In September 2007, three universities applied for a change to their Royal Charters to give them the power to award their own degrees, instead of University of Wales degrees. Aberystwyth University, Bangor University, and Swansea University now all award their own degrees.[7][8]

The University of Wales: Trinity Saint David already has its own degree awarding powers, inherited from Saint David's College, Lampeter, which were put into abeyance when Lampeter joined the University of Wales in 1971. From then on, Lampeter awarded Wales degrees, but its own licences and diplomas.
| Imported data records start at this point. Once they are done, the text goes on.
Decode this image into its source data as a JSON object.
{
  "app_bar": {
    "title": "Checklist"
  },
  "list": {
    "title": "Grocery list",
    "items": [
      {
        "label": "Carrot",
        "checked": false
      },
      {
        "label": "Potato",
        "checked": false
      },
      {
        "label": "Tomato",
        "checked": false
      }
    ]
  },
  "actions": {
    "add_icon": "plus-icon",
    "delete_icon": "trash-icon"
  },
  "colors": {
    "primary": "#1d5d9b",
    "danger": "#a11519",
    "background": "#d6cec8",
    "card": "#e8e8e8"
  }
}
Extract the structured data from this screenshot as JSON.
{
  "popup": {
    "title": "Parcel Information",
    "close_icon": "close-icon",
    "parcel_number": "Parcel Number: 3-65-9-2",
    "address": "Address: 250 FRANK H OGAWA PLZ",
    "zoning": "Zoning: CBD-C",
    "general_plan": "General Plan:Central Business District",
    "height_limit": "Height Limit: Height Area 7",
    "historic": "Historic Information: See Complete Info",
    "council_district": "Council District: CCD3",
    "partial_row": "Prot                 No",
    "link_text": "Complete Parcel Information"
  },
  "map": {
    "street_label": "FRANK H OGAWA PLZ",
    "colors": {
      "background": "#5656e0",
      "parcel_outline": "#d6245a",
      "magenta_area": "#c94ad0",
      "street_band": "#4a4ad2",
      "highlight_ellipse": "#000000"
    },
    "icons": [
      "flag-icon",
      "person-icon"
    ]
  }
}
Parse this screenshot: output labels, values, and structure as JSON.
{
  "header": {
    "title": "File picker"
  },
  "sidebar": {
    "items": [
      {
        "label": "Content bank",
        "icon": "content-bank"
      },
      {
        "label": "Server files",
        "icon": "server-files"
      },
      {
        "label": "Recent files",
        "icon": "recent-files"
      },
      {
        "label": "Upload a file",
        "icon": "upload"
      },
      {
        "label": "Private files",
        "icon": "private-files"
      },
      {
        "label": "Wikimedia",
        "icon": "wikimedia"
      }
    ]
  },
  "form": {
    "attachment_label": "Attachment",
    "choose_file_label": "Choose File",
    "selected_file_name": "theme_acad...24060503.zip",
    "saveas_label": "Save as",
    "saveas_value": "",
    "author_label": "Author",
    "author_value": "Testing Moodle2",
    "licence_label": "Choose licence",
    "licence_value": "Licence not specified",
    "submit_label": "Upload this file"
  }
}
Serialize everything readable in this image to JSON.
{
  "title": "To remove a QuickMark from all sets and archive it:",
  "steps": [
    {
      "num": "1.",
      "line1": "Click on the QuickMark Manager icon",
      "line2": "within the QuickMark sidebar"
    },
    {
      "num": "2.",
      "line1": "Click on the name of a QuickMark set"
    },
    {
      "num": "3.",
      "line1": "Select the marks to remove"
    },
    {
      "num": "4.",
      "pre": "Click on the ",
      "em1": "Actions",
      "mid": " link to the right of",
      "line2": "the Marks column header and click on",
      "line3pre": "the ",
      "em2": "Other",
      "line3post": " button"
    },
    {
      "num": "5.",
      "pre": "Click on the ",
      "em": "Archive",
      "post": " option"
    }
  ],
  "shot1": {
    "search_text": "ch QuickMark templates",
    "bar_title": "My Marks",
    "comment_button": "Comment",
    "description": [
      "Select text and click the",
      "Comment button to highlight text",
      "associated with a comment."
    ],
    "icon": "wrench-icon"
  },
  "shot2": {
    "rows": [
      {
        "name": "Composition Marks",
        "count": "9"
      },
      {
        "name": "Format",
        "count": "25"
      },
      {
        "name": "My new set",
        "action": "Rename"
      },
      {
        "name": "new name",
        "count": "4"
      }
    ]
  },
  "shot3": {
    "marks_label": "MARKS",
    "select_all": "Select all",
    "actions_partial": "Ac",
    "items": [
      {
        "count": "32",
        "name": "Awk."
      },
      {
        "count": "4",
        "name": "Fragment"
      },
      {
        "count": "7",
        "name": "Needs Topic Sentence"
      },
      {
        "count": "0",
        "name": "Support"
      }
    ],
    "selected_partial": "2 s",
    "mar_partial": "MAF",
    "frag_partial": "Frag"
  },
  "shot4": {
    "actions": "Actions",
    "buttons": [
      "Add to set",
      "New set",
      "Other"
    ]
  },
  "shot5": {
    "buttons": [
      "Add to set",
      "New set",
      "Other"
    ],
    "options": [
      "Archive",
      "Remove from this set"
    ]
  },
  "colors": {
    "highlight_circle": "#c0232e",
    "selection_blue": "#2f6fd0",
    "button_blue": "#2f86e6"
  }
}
When the merger between the University of Wales: Trinity Saint David, Swansea Metropolitan and The University of Wales is complete, the new unified institution will award degrees under the historic 1828 Royal Charter of Saint David's College.

Former affiliated institutions[edit]

Cardiff was once a full member of the university but has now left (though it retained some ties) having previously merged with the University of Wales College of Medicine (which was also a former member). Cardiff has awarded its own degrees to students admitted since 2005, except in Medicine and related subjects which continued to be awarded University of Wales degrees until 2011.

Former validated institutions[edit]

A number of institutions were not accredited by the university, but had some of their courses validated by it.[9] There was some publicity and questioning of the quality of these external courses,[10][11][12][13] and in October 2011, in response to changes in Higher Education in Wales, including the University's merger, the University announced that it would launch a new academic strategy which would see the institution only award degrees to students on courses designed and fully controlled by the University. All existing students at validated institutions are able to continue the remainder of their studies for a University of Wales award and will have continuous support.[14][15][16]

Former members[edit]

Notable alumni[edit]

See also[edit]

References[edit]

Bibliography[edit]

Official histories of the University[edit]

  • The University of Wales: A Historical Sketch D. Emrys Evans, University of Wales Press, Cardiff, 1953. Published to mark the sixtieth anniversary of the University of Wales. It is illustrated with black-and-white photographic plates, and contains appendices listing 'Authorities and Officers of the University' and 'Professors and Other Heads of Departments' since 1872.
  • The University of Wales: An Illustrated History Geraint H. Jenkins, University of Wales Press, Cardiff. 1993. Published to mark the centenary of the University of Wales.

External links[edit]